DxO Optics Pro 8 Standard: can it replace Photoshop?
Like Adobe Photoshop Lightroom 5, DxO Optics Pro 8 is a raw-image-processing specialist.
It isn’t designed for creative projects, and it doesn’t have the multitalented toolset of Photoshop: its job is simply to take raw files from your DSLR and help you adjust the colours and sharpness, reduce the noise and generally optimise them before saving them for print or web.
You might be surprised at how sparse the feature set is, especially if you’ve used Lightroom before. Aside from a dust-removal tool, DxO has no facility to make local edits, and it lacks Lightroom’s cataloguing capabilities. There’s no search, stacking, virtual folder or filtering tools here to help you manage your photo library.
What it does have is a superb raw-processing engine that more than matches that of Lightroom and, therefore, Photoshop’s Camera Raw module.
The star feature of Optics Pro 8 is its lens-correction capability.

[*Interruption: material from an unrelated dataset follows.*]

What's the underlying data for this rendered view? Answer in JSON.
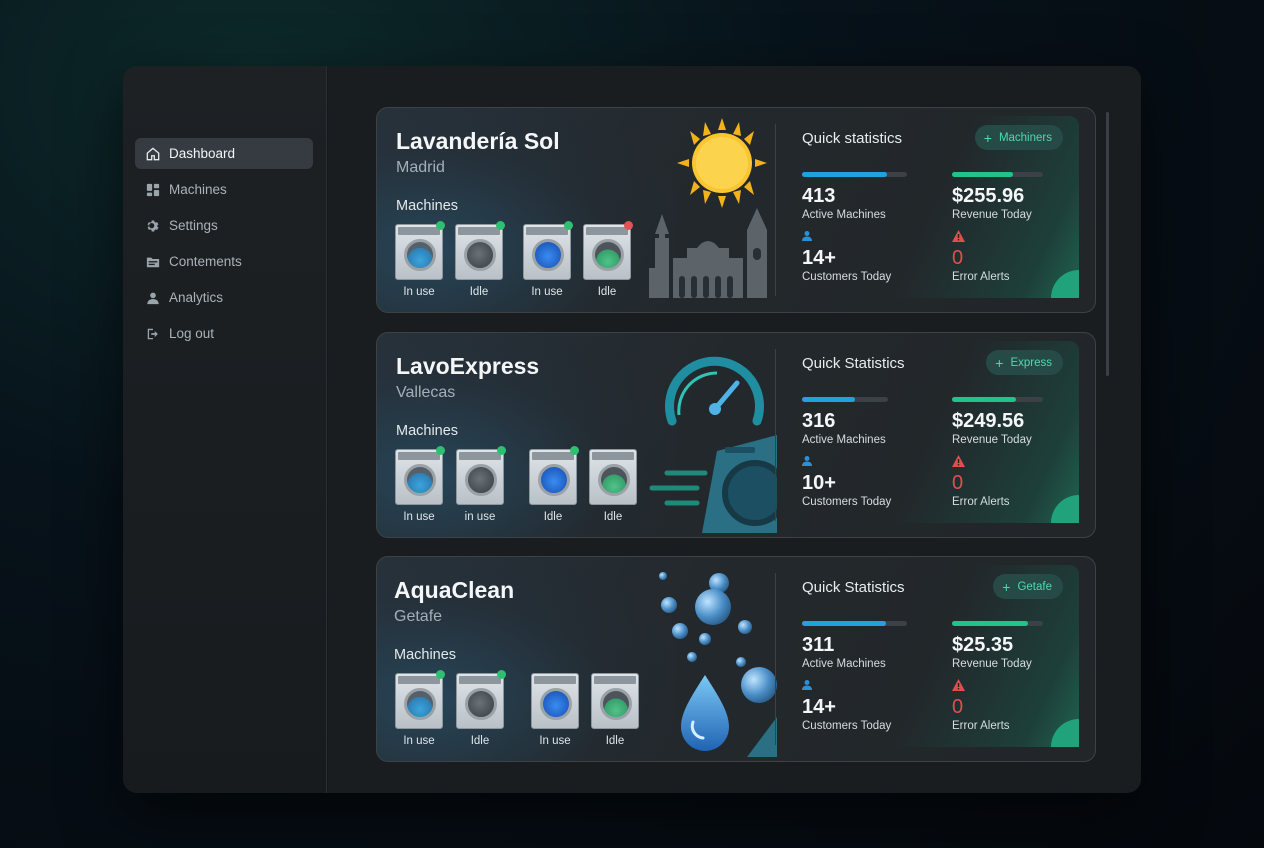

Thanks to lab-based analysis, DxO holds correction profiles for more than 10,000 combinations of camera bodies and lenses, which allow the software to automatically correct geometric distortions (such as the barrel distortion that occurs at wide angle on zoom lenses), chromatic aberrations, vignetting and sharpness variations, among others.
Also, it can apply these across both raw files and JPEGs. With Lightroom applying only geometric corrections automatically, it gives DxO an immediate head start.
When it comes to other critical operations in the raw-processing workflow, DxO also holds its own. The noise-reduction tools are superb, applying well-judged chroma and luminance reductions that don’t interfere too much with detail retention.
Optics Pro 8’s Smart Lighting tool does a wonderful job of balancing shadow and highlight details, and although there’s little between them when it comes to the power of their processing tools, on the whole we’ve found that DxO’s default settings do a better job than Lightroom’s.
Other handy tools include a host of presets – one produces a convincing yet subtle HDR effect from a single image, while another retains fine grain noise – and perspective-correction tools that allow you to level horizons and square off buildings.
Next to the lack of management and filtering tools, there’s only one area we’d criticise Optics Pro 8 for, and that’s performance. Dragging most sliders around in Lightroom produces an instantaneous effect on your image; in DxO, on our ageing, second-generation Core i5 laptop, we had to wait a moment to see the results.
Nevertheless, if what you desire is the best possible results from your raw files at the cost of all else, that’s precisely what DxO Optics Pro 8 will give you, with its superior optical corrections and subtle image-wide processing. It’s great value, too, at £73 inc VAT, or £149 inc VAT for the Elite version, which would suit pro-DSLR users.